-- Opening Marker --

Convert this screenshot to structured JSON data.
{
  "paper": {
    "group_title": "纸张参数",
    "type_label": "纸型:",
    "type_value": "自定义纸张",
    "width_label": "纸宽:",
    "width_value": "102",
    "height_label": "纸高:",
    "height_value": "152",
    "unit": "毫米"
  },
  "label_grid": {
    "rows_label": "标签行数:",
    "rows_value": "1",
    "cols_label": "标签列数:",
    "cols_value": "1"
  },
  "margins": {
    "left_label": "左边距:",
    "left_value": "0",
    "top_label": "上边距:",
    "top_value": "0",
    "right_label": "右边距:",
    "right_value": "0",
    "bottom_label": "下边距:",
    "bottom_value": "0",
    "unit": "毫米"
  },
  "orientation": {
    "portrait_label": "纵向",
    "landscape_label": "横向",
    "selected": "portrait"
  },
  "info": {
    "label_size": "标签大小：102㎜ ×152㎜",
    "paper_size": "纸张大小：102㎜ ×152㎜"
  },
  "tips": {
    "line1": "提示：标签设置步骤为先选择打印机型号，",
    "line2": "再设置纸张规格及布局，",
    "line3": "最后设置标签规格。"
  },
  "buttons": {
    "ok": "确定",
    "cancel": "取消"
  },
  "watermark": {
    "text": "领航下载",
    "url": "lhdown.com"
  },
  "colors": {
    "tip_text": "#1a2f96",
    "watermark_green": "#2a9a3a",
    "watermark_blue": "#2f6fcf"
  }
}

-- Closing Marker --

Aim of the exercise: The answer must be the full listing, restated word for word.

Answer to this exercise:
Convert this screenshot to structured JSON data.
{
  "paper": {
    "group_title": "纸张参数",
    "type_label": "纸型:",
    "type_value": "自定义纸张",
    "width_label": "纸宽:",
    "width_value": "102",
    "height_label": "纸高:",
    "height_value": "152",
    "unit": "毫米"
  },
  "label_grid": {
    "rows_label": "标签行数:",
    "rows_value": "1",
    "cols_label": "标签列数:",
    "cols_value": "1"
  },
  "margins": {
    "left_label": "左边距:",
    "left_value": "0",
    "top_label": "上边距:",
    "top_value": "0",
    "right_label": "右边距:",
    "right_value": "0",
    "bottom_label": "下边距:",
    "bottom_value": "0",
    "unit": "毫米"
  },
  "orientation": {
    "portrait_label": "纵向",
    "landscape_label": "横向",
    "selected": "portrait"
  },
  "info": {
    "label_size": "标签大小：102㎜ ×152㎜",
    "paper_size": "纸张大小：102㎜ ×152㎜"
  },
  "tips": {
    "line1": "提示：标签设置步骤为先选择打印机型号，",
    "line2": "再设置纸张规格及布局，",
    "line3": "最后设置标签规格。"
  },
  "buttons": {
    "ok": "确定",
    "cancel": "取消"
  },
  "watermark": {
    "text": "领航下载",
    "url": "lhdown.com"
  },
  "colors": {
    "tip_text": "#1a2f96",
    "watermark_green": "#2a9a3a",
    "watermark_blue": "#2f6fcf"
  }
}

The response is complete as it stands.